Several years ago I tackled my paper clutter. Old manuals, college papers, and notebooks went out to the recycling. I set aside sentimental papers that had begun to accumulate from our young children for later sorting. My mother, having heard me talk about this journey, felt inspired to tidy a bit. One day after a visit she mentioned that she had a tote for me to take.
When I got home and opened the exceptionally heavy box I saw five, 4” thick, three ring binders filled with papers. These binders contained every paper that had come home from my kindergarten, first, and second grade years.
From lunch menus to Sally Fields wrapping paper order forms, lice notices to academic worksheets. Mom had carefully three-hole-punched and filed each and every one for safekeeping.
Leafing through them, the overwhelming question was “Why had she felt the need to keep these?” The majority of them were parent notices, and the few included worksheets weren’t anything special. I can venture a few guesses regarding her “why.” These binders demonstrate her organization skills and they are tangible proof of effort and of caring. They are also things that perhaps she wishes her mother had made. While well intentioned, the binders are not how I remember my mother’s acts of caring and love. The papers within don’t hold sentimental meaning for me; I had no knowledge of them, or the binders.
After cleaning out the tote and recycling a massive amount of paperwork that I previously had no idea existed, I decided to come up with a plan for our kids. I didn’t want to hand down mountains of unimportant paperwork, or things that they don’t find memorable.
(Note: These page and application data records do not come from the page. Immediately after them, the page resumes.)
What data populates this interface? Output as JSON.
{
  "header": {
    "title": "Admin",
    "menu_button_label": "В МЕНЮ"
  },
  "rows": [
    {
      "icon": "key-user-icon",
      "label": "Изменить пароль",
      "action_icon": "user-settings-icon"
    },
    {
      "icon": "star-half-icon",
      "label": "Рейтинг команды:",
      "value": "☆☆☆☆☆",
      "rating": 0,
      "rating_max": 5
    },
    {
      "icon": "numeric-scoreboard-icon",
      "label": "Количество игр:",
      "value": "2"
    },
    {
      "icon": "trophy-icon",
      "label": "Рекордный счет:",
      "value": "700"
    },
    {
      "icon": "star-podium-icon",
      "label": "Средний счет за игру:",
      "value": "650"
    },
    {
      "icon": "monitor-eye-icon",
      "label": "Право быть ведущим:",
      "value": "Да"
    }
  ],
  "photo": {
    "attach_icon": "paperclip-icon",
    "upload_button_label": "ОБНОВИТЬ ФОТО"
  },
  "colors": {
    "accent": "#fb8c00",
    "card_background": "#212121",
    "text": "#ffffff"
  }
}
We have four children, two of whom are in elementary school, and two not yet old enough to attend school. Our two boys come home every day after school and empty the contents of their backpacks: permission forms, notices, art and miscellany pour out onto our counter. We file the kid’s paper work as it comes in, anything that has important dates gets placed on the calendar so I can transfer the information and recycle the form. Their regular worksheets get looked over; I congratulate them for a job well done, we take a moment to talk about what they learned by doing the work, and address any issues before recycling the pages.
We then talk about their artwork and they decide if they want to keep it or not. If it is large, bulky, or has lots of sticking out bits that would make it difficult to keep, I have them hold it up and I take a picture of them with their creation before letting it go. It’s important to have our child in the picture instead of simply photographing their art, it’s a lot more fun (for me, and them!) to look back on pictures when they are in them. The kids have the option to display the large/bulky art in their rooms if they vote to keep it, but I am not going to hide it away and store it for them.
Each child has a hanging file folder in my office where we add the papers that they vote to keep throughout the year to the ones we have collected previous years. At the end of each school year we have a “memory party.” We start with our oldest child’s folder and look through the accumulated contents together: handprints from toddler years, letters, drawings and paintings. He looks at and holds each item, deciding whether or not it makes the cut for the “keep” pile or if it’s placed in the “go” pile. It is important that he makes these decisions without any influence from me. Then we move on to the next child. Our youngest two will start making decisions after their first year of school, as that is when things start to really accumulate and they are mature enough to understand the process.
Things that I have attachment to, get photographed or scanned in. This process allows each child to choose the papers that are important to them, that they would like to see again, and refreshes memories about the time when it was created. It’s fun! We enjoy looking at the progress they’ve made and recalling different adventures, “Remember drawing that in Florida after our beach walk? You spotted the manatees first and felt so proud of yourself!”
In the end, each child has curated a collection of papers that they hand picked as special and meaningful to them, that grows with them as they add to and subtract from it yearly. Their rooms display the artwork they created, and that they truly enjoy looking at. Since we have fallen into the habit of sorting papers immediately as they come in, we reap the benefits of a clear space and free ourselves mentally from the task so that we can be fully present and enjoy one another.
We don’t have to hand down piles of unimportant papers to our kids. We can free up physical space now, and relieve ourselves mentally from the weight of the paper clutter in the other room.
Allow kids to make their own decisions about what to keep and what has meaning. Revisit favorites regularly and evaluate whether or not we’re holding onto something because we can’t let go of it, or because it’s truly important to our kids.
What’s significant to them may not be what we would have chosen, and that’s okay! It is important to recognize these differences and acknowledge feelings that surface as our kids choose to let go of something we would have kept. We delight in the knowledge that our children only have articles filled with memories and meaning, not a pile of papers that we were unable to let go of, or felt obligated to keep. Together, craft a capsule that has meaning.